Reason for vigilantism: Sick of the being the apologetic, unconfident, and invisible woman.
Choice of weapon: Catlike abilities and a whip.
Justification of vigilantism: I would too, if I was just trying to live life as inconspicuously as possible, and you bloody blew me through a glass window. Dammit.
Elegance of villainy: None. Like a kitty trying to roar.
The scene that stays in your mind: Halle Berry strutting in the leather suit.
Trivia: 43 cats were trained for the film. Halle Berry adopted one of them afterwards, an orange and white youngster named Play Dough.

Oh this easily clinches the top spot. What the hell was that?! What was that?! Was that actually made as a joke? I still don’t get what happened.
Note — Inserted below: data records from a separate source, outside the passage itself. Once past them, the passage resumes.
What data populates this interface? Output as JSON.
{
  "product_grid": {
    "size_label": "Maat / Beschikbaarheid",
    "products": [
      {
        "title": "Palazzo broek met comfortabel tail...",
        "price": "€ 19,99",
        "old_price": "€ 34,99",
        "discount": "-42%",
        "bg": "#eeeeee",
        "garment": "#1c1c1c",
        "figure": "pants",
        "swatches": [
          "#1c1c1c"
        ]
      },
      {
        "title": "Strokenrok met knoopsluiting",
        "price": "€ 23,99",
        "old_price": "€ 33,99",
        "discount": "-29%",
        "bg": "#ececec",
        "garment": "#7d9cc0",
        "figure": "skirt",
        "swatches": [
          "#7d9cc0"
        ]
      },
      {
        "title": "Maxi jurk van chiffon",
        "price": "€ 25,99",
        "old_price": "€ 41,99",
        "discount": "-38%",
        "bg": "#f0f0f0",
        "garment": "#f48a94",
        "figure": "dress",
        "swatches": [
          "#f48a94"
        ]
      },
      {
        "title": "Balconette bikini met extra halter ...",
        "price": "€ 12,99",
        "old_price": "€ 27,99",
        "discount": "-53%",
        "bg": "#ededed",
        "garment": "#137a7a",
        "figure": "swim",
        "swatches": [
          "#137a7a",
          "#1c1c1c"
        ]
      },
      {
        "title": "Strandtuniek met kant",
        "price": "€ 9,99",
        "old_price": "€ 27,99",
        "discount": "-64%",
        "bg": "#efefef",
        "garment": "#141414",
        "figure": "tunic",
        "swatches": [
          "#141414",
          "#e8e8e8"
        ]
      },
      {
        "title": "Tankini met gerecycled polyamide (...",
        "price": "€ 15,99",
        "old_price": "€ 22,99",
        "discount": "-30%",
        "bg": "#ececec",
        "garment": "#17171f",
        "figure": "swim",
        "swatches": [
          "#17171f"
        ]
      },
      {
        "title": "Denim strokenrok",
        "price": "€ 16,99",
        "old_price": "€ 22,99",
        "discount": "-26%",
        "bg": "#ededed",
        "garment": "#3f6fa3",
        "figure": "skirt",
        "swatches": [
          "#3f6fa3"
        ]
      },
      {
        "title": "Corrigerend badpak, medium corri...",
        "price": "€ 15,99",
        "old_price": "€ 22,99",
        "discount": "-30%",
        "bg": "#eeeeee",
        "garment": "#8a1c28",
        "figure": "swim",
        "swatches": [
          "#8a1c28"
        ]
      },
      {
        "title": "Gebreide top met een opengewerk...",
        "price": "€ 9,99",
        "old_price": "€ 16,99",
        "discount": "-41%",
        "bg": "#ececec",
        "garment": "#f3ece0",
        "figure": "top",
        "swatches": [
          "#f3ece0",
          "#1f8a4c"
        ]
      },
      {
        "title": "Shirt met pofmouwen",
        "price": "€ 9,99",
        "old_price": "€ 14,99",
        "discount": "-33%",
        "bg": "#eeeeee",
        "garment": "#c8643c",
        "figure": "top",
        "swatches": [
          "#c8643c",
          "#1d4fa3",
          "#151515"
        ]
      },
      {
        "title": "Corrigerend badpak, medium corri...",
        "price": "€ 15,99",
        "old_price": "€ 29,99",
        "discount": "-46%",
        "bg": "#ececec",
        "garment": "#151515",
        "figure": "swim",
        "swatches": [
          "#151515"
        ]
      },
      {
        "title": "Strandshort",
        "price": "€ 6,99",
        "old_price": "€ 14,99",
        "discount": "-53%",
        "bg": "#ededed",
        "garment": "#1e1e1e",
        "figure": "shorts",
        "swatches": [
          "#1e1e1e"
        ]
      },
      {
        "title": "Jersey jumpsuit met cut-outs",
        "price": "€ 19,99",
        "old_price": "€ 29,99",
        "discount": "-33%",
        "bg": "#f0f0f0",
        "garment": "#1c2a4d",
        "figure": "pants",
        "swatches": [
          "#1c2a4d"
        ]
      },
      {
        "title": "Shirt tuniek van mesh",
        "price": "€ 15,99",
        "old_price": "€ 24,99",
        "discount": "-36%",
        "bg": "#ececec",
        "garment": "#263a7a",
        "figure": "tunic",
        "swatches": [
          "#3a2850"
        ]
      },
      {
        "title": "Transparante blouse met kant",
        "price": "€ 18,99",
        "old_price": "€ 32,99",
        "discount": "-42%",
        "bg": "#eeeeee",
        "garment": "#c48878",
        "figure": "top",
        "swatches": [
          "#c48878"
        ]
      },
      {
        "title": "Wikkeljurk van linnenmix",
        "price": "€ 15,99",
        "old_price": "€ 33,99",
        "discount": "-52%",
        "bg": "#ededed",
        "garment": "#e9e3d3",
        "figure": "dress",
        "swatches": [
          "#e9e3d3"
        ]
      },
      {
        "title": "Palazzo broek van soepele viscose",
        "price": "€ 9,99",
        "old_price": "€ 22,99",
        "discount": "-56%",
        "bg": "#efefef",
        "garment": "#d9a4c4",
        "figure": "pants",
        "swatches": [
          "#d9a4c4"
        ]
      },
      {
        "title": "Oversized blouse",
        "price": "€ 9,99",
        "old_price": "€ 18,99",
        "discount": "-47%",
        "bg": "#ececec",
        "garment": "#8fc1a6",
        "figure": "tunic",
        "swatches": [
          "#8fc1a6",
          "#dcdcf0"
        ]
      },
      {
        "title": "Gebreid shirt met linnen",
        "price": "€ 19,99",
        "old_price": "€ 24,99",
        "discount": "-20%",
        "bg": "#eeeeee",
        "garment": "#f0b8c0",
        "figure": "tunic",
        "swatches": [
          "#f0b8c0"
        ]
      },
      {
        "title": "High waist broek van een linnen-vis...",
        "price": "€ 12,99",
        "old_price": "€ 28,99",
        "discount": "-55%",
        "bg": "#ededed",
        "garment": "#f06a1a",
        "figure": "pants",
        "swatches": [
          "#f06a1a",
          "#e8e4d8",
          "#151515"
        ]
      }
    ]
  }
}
I mean she (Patience Phillips played by Halle Berry) came out of nowhere, became a superhero for the heck of it, and showed her midriff. The end. She purred every now and then I remember, and then that's it.
That’s all. I’m sorry; pardon my absurdity, but it felt like the producers were just trying to cash in on boys who might want to see Berry’s sexy body, and if that comes in the form of a movie – okay. The plot was horrendous, there was no substantiality of motive, corny fight scenes, lame villainy (though Sharon Stone was yum) and the worst part was the cinema actually let us see it.
Not everything can be savaged by sex appeal love. Please. Next time.

Jumper (2008)


Almost, but didn’t. Not because it wasn’t that bad, but because there were too many iconically worse ones. I think starting off, the cast was all wrong; Hayden Christensen, Rachel Bilson and Jamie Bell didn’t exactly feel right for the movie, and the storyline was weak. Plus David Rice’s (the Jumper) abilities were so fantastical that audiences and critics snorted at its unbelievability.  It just didn’t work overall and leaped straight to the bottom.

Trivia references by IMDB
Images courtesy of Gettyimages